The 1.5 Update, aka “Banks” (after famed Scottish sci-fi author Iain Banks), is a free update to Stellaris that brings with it a host of new features, in typical awesome Paradox fashion. Adding things like governmental Ethics skill trees, a reworked faction system, an unrest mechanic that affects planets and can spark rebellions, the ability to set Species Rights for individual species, terraforming barren planets, and more, the actual patch notes as of the time of publishing is ridiculously long. The Banks update adds the foundation for things found on Utopia, such as slavery and purge options, and helps flesh out the gameplay even for vanilla players.
The paid DLC options are a bit more extensive, with players able to create “hive-mind” races where every single individual is part of a single organism, giving it a whole mind-control vibe. Non hive-mind species can even be converted and assimilated into your civilisation, creating a galaxy-wide group of mindless drones. After your empire finds its footing in the galaxy, you will slowly gain access to Ascension Perks, the pinnacle of societal evolution: choosing from one of three different paths, you can choose if your civilisation shall be biological, psionic, or synthetic. Each path offers a myriad of options and drastically alters the way the game progresses after it’s effects start to take place -- synthetic races can become cyborgs and live virtually forever, while psionic races can access a higher dimension called “The Shroud” and find it’s way to enlightenment -- or bring destruction upon themselves.

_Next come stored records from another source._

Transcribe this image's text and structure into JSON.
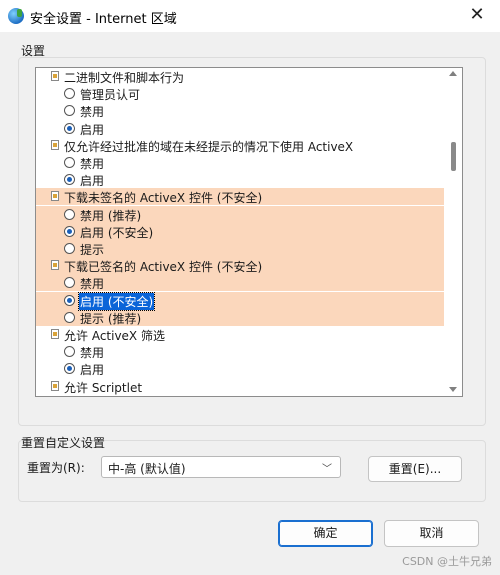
{
  "window": {
    "title": "安全设置 - Internet 区域",
    "close_glyph": "✕"
  },
  "settings": {
    "group_label": "设置",
    "rows": [
      {
        "kind": "heading",
        "label": "二进制文件和脚本行为"
      },
      {
        "kind": "option",
        "label": "管理员认可",
        "checked": false
      },
      {
        "kind": "option",
        "label": "禁用",
        "checked": false
      },
      {
        "kind": "option",
        "label": "启用",
        "checked": true
      },
      {
        "kind": "heading",
        "label": "仅允许经过批准的域在未经提示的情况下使用 ActiveX"
      },
      {
        "kind": "option",
        "label": "禁用",
        "checked": false
      },
      {
        "kind": "option",
        "label": "启用",
        "checked": true
      },
      {
        "kind": "heading",
        "label": "下载未签名的 ActiveX 控件 (不安全)",
        "highlight": true
      },
      {
        "kind": "option",
        "label": "禁用 (推荐)",
        "checked": false,
        "highlight": true
      },
      {
        "kind": "option",
        "label": "启用 (不安全)",
        "checked": true,
        "highlight": true
      },
      {
        "kind": "option",
        "label": "提示",
        "checked": false,
        "highlight": true
      },
      {
        "kind": "heading",
        "label": "下载已签名的 ActiveX 控件 (不安全)",
        "highlight": true
      },
      {
        "kind": "option",
        "label": "禁用",
        "checked": false,
        "highlight": true
      },
      {
        "kind": "option",
        "label": "启用 (不安全)",
        "checked": true,
        "highlight": true,
        "selected": true
      },
      {
        "kind": "option",
        "label": "提示 (推荐)",
        "checked": false,
        "highlight": true
      },
      {
        "kind": "heading",
        "label": "允许 ActiveX 筛选"
      },
      {
        "kind": "option",
        "label": "禁用",
        "checked": false
      },
      {
        "kind": "option",
        "label": "启用",
        "checked": true
      },
      {
        "kind": "heading",
        "label": "允许 Scriptlet"
      }
    ]
  },
  "reset": {
    "group_label": "重置自定义设置",
    "to_label": "重置为(R):",
    "select_value": "中-高 (默认值)",
    "button_label": "重置(E)..."
  },
  "buttons": {
    "ok": "确定",
    "cancel": "取消"
  },
  "watermark": "CSDN @土牛兄弟"
}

“The Shroud is a separate dimension where beings of immense power live, but they’re not all bad”, Daniel tells me. “It’s a bit like The Warp from 40K, but without all the Chaos and demons -- the Shroud has some areas full of good things, other areas with more neutral things, and some areas where some evil things are”. Using developer commands, he speeds up the gameplay and shows me some things that might happen to species that try to access the Shroud and draw power from it, and an event pop-up shows a huge swirling cloudy void, abound with lightning and darkness. “That’s how I see the Shroud; like in that movie ‘Arrival’, where the aliens are behind a glass and you can see something moving, but you don’t know what it is”, Daniel says.
Paradox has a good track record of sincerely supporting their products post-launch and turning them into much more than they originally were, and if Utopia is the first step in that path, Stellaris is headed in a fantastic direction. The addition of major gameplay changes on the free patch, like Traditions and Ethics, alongside meaningful paid features on the DLC expansion demonstrate a desire to keep improving across the board. and that comes as a welcome relief in a world of day one patches and rushed sequels.
Stellaris: Utopia is out on the 6th of April, alongside the free 1.5 Banks update.